"Do you want your breakfast?"
Translation:¿Quieres tu desayuno?
Why can't you say quieres su desayuno? Would that not be correct to say when referring to you (formal)? And this says querés and quieres are both right. Why the alternate spelling?
I just made the same mistake quieres is for the friend someone you know well. With that goes the tu. If you wanted to say it using the polite form it would be quiere su desayuno?
I believe querés is the conjugation for vos, which is used instead of tú in some places, including about all of Argentina.
Because saying su is like saying her or his and tu is saying you or your
Tu without the accent is your and su is his/her so if you used su it would say do you want to eat his/her breakfast
I struck the check instead of the space bar accidentaly. This happens frequently and it is frustrating
It's Duolingo, sorry about the confusion, i've just assumed these were common because i've seen them used in the comment section before but perhaps it's more of an inside thing.
you can say that and you should say that in Spanish. "Por la mañana, yo desayuno". "Yo voy desayunar".
Verb: Desayunar Yo desayuno Tú desayunas Él desayuna Nosotros desayunamos Vosotros desayunais Ellos desayunan
The same thing happens with lunch and dinner. It's a verb for each: "Nosotros almuerzamo a las dos de la tarde" y "vosotros cenais solos", for example.
Verbs: Almorzar (irregular verb) and Cenar
For almorzar, it's a "boot verb," with stem changes in yo/tú/él and ellos only, so the conjugation is actually:
yo almUErzo ... ... ... nosotros almorzamos
tú almUErzas ... ... ... vosotros almorzáis
él almUErza ... ... ... ellos almUErzan
The "boot" part of "boot verb" is as far as I know a US Spanish-instruction mnemonic: if you draw around the four conjugations that do the vowel change, yo/tú/él and ellos, you end up with a shape tall in the back and pointed low in the front... kind of like a boot.
Exactly. One is asking if he wants a verb, the other if he wants a noun.
"Quieres desayunar?" literally means "Do you want to lunch?"
And yes, before I'm jumped upon by twelve snobby Usonians who think they know it all, "lunch" is also a verb in English.
Why is ustedes placed after the verb for number 3? Doesn't that make it "they want them?" And in that case shouldn't su be changed to sus?
Nope, ustedes means you (plural) and the pronoun can go before or after the verb.
I don't understand how both: "Quieren ustedes su desayuno" "Quieres tu desayuno" are correct translations? Can someone please explain the difference between "Quieren" and "Quieres"?
the former is speaking to a plural "you," and the latter is speaking to one person.
For the English equivalent of the third person possessive be "Quieren ustedes sus desayunos" instead of "Quieren ustedes su desayono"?
Please answer my question.
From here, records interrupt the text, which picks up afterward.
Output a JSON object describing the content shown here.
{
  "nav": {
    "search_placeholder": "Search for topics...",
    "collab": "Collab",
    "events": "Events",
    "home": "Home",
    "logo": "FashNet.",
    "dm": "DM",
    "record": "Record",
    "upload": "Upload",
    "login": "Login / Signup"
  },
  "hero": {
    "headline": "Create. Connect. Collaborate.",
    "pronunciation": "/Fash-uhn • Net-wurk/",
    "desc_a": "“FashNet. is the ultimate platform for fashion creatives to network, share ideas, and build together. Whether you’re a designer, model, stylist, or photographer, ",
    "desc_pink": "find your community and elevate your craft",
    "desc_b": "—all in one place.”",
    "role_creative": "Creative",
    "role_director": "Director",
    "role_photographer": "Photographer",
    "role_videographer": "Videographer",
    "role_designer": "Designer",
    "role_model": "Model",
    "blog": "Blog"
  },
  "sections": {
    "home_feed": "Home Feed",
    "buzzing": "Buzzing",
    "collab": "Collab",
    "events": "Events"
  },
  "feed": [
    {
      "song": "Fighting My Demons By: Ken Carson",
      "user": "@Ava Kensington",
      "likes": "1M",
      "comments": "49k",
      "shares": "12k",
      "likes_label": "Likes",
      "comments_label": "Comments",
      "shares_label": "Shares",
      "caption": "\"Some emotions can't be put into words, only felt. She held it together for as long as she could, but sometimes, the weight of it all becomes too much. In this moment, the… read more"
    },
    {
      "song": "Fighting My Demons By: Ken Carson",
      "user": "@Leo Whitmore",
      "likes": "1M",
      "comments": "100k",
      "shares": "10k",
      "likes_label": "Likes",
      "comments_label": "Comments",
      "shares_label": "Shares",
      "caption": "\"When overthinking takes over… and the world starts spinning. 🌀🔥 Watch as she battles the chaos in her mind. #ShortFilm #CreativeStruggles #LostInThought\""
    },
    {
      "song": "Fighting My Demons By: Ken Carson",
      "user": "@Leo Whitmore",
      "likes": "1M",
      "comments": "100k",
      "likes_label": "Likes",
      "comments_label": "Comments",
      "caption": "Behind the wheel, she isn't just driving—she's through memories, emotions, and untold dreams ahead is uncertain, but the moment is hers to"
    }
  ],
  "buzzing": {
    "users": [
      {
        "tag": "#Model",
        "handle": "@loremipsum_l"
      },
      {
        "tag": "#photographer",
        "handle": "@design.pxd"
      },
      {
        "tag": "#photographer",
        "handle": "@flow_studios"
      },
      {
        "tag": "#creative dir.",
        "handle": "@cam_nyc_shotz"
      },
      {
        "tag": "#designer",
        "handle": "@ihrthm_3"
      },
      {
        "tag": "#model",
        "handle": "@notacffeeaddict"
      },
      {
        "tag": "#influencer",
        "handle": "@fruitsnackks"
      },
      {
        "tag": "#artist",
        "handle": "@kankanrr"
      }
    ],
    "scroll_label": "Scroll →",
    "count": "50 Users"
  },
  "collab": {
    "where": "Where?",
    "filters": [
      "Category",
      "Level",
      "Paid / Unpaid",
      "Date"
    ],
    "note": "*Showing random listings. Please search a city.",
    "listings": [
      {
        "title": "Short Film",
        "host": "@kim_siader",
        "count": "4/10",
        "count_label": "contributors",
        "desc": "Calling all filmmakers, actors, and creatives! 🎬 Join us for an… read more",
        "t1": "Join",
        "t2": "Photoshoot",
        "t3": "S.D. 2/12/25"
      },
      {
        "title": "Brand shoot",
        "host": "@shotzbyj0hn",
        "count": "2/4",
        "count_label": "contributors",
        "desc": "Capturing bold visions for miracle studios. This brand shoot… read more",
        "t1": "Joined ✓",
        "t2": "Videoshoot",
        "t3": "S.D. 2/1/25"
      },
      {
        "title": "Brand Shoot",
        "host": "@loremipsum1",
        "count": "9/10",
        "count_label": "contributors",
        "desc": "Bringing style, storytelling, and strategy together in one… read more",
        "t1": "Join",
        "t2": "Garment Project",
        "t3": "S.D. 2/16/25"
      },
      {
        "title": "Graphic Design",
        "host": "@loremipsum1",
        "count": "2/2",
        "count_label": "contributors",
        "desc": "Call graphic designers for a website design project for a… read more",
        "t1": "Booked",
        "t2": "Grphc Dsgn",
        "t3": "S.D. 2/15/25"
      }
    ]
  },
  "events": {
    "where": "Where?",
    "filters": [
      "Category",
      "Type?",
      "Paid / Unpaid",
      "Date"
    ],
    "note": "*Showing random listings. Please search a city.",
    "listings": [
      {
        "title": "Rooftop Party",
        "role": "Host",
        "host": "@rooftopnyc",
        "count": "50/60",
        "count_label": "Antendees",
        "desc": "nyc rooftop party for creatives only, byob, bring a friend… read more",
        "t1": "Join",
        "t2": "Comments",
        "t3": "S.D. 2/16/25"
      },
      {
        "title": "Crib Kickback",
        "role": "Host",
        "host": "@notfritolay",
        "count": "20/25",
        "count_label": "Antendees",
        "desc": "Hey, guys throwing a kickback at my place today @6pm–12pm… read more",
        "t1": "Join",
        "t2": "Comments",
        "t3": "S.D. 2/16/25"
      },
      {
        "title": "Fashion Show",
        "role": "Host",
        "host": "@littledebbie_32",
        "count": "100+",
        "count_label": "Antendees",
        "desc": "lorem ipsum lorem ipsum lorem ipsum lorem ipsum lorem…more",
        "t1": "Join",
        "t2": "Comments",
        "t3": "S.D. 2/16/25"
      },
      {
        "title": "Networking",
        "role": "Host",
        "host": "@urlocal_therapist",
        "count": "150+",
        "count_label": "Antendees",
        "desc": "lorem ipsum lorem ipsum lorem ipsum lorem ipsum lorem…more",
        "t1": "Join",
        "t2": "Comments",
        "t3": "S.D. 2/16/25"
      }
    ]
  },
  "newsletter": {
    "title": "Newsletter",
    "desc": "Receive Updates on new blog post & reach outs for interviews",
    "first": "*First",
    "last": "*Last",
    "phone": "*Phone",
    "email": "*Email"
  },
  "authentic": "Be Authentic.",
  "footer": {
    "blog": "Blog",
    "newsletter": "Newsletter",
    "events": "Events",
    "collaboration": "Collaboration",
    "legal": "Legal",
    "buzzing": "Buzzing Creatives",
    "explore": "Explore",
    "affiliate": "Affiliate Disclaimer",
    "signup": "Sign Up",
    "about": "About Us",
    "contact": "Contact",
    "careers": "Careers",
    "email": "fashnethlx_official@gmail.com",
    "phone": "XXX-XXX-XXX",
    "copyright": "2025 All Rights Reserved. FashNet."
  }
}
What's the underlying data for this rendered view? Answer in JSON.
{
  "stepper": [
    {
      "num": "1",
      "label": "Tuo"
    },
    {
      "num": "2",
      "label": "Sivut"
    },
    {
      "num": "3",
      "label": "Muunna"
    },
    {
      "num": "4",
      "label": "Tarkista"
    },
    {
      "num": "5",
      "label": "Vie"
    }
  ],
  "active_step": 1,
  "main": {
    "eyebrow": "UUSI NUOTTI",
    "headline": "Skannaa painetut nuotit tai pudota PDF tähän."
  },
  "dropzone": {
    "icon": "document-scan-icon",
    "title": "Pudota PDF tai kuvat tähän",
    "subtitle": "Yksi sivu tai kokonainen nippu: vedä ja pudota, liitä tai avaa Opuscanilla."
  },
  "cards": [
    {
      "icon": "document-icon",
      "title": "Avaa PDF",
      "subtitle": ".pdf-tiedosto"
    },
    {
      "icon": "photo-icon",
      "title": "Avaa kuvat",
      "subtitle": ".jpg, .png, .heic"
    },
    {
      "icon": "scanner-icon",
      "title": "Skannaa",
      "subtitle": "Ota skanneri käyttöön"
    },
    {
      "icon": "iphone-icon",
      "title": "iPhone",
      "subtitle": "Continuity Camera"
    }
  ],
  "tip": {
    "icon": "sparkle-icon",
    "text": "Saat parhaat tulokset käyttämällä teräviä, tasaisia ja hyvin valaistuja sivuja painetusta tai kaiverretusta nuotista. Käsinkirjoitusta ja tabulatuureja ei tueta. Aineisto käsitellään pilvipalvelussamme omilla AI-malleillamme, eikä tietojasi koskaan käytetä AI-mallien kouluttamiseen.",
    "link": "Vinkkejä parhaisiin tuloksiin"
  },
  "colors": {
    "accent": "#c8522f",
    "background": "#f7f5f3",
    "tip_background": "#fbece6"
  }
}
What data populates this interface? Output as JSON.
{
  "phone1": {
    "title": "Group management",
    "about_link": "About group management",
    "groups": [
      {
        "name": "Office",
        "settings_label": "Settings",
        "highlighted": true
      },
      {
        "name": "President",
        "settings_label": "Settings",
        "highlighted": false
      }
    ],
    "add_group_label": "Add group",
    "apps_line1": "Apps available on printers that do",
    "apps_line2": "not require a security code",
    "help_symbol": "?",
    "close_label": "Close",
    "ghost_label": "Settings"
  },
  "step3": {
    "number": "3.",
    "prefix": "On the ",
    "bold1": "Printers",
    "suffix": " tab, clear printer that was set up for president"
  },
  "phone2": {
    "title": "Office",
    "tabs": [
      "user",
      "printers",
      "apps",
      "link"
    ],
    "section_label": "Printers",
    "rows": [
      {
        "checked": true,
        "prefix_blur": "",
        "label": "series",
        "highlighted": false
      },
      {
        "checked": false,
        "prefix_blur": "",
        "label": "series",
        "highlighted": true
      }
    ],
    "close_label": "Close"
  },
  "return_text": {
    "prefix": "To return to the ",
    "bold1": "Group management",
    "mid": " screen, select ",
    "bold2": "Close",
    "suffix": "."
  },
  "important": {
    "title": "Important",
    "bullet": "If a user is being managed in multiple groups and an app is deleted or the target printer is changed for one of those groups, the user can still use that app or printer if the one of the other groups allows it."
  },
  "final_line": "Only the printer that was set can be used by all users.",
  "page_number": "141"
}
Isn't Almuerzo breakfast? I got confused, that's all.
I think it's lunch... Although my Spanish friend tells me in his part of Spain comida is more commonly used for lunch. Desayuno is breakfast
When you want to speak to a friend, or a close person, you say tu, and tù, but if you want to speak to an adult, or a person that you respect so much, or a person that u dont know, you say sus, and usted